What to do
The records below must be duplicated exactly, character for character.

Dataset excerpts
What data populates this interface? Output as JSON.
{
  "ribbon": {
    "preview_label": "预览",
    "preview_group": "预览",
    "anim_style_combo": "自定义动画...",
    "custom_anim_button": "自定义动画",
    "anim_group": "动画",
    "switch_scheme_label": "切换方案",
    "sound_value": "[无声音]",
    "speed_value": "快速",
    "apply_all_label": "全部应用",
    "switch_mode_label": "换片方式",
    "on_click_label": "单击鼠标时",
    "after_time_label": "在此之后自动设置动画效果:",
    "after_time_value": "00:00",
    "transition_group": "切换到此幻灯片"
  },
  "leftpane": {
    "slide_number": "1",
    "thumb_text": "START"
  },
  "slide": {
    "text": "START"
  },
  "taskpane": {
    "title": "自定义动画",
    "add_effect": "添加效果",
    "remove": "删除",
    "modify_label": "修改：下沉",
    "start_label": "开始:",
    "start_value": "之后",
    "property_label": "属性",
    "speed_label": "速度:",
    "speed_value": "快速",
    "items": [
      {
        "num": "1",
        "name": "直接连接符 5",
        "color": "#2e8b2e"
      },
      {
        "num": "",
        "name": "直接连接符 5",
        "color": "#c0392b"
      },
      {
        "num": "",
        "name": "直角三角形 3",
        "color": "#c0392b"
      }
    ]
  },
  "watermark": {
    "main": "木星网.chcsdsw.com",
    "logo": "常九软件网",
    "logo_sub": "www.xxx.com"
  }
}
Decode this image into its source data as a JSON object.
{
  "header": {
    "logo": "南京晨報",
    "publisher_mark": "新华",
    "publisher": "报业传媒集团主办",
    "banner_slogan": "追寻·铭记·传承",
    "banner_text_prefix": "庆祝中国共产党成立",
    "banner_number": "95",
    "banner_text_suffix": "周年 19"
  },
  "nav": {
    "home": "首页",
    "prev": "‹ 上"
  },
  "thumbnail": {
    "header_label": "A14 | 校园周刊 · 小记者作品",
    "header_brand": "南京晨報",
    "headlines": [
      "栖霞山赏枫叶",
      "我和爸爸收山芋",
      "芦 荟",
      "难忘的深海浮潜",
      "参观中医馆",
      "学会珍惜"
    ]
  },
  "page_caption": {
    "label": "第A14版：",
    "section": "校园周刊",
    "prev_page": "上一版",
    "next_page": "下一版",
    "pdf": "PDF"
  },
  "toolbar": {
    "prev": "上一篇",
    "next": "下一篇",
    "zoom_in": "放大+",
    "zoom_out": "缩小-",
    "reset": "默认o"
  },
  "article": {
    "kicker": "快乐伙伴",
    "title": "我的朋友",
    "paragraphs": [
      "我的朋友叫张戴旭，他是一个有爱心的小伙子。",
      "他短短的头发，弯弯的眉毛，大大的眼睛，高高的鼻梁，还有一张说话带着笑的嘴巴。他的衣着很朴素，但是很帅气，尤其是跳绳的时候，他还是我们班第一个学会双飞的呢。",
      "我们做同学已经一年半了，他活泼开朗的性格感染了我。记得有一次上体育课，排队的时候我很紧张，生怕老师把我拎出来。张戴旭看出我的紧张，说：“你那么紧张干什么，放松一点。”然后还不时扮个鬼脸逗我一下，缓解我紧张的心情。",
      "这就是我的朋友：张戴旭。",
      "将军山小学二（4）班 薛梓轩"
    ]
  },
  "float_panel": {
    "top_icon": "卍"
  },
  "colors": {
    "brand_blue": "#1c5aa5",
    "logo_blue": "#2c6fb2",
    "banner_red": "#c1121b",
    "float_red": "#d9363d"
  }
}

Response box
What data populates this interface? Output as JSON.
{
  "ribbon": {
    "preview_label": "预览",
    "preview_group": "预览",
    "anim_style_combo": "自定义动画...",
    "custom_anim_button": "自定义动画",
    "anim_group": "动画",
    "switch_scheme_label": "切换方案",
    "sound_value": "[无声音]",
    "speed_value": "快速",
    "apply_all_label": "全部应用",
    "switch_mode_label": "换片方式",
    "on_click_label": "单击鼠标时",
    "after_time_label": "在此之后自动设置动画效果:",
    "after_time_value": "00:00",
    "transition_group": "切换到此幻灯片"
  },
  "leftpane": {
    "slide_number": "1",
    "thumb_text": "START"
  },
  "slide": {
    "text": "START"
  },
  "taskpane": {
    "title": "自定义动画",
    "add_effect": "添加效果",
    "remove": "删除",
    "modify_label": "修改：下沉",
    "start_label": "开始:",
    "start_value": "之后",
    "property_label": "属性",
    "speed_label": "速度:",
    "speed_value": "快速",
    "items": [
      {
        "num": "1",
        "name": "直接连接符 5",
        "color": "#2e8b2e"
      },
      {
        "num": "",
        "name": "直接连接符 5",
        "color": "#c0392b"
      },
      {
        "num": "",
        "name": "直角三角形 3",
        "color": "#c0392b"
      }
    ]
  },
  "watermark": {
    "main": "木星网.chcsdsw.com",
    "logo": "常九软件网",
    "logo_sub": "www.xxx.com"
  }
}
Decode this image into its source data as a JSON object.
{
  "header": {
    "logo": "南京晨報",
    "publisher_mark": "新华",
    "publisher": "报业传媒集团主办",
    "banner_slogan": "追寻·铭记·传承",
    "banner_text_prefix": "庆祝中国共产党成立",
    "banner_number": "95",
    "banner_text_suffix": "周年 19"
  },
  "nav": {
    "home": "首页",
    "prev": "‹ 上"
  },
  "thumbnail": {
    "header_label": "A14 | 校园周刊 · 小记者作品",
    "header_brand": "南京晨報",
    "headlines": [
      "栖霞山赏枫叶",
      "我和爸爸收山芋",
      "芦 荟",
      "难忘的深海浮潜",
      "参观中医馆",
      "学会珍惜"
    ]
  },
  "page_caption": {
    "label": "第A14版：",
    "section": "校园周刊",
    "prev_page": "上一版",
    "next_page": "下一版",
    "pdf": "PDF"
  },
  "toolbar": {
    "prev": "上一篇",
    "next": "下一篇",
    "zoom_in": "放大+",
    "zoom_out": "缩小-",
    "reset": "默认o"
  },
  "article": {
    "kicker": "快乐伙伴",
    "title": "我的朋友",
    "paragraphs": [
      "我的朋友叫张戴旭，他是一个有爱心的小伙子。",
      "他短短的头发，弯弯的眉毛，大大的眼睛，高高的鼻梁，还有一张说话带着笑的嘴巴。他的衣着很朴素，但是很帅气，尤其是跳绳的时候，他还是我们班第一个学会双飞的呢。",
      "我们做同学已经一年半了，他活泼开朗的性格感染了我。记得有一次上体育课，排队的时候我很紧张，生怕老师把我拎出来。张戴旭看出我的紧张，说：“你那么紧张干什么，放松一点。”然后还不时扮个鬼脸逗我一下，缓解我紧张的心情。",
      "这就是我的朋友：张戴旭。",
      "将军山小学二（4）班 薛梓轩"
    ]
  },
  "float_panel": {
    "top_icon": "卍"
  },
  "colors": {
    "brand_blue": "#1c5aa5",
    "logo_blue": "#2c6fb2",
    "banner_red": "#c1121b",
    "float_red": "#d9363d"
  }
}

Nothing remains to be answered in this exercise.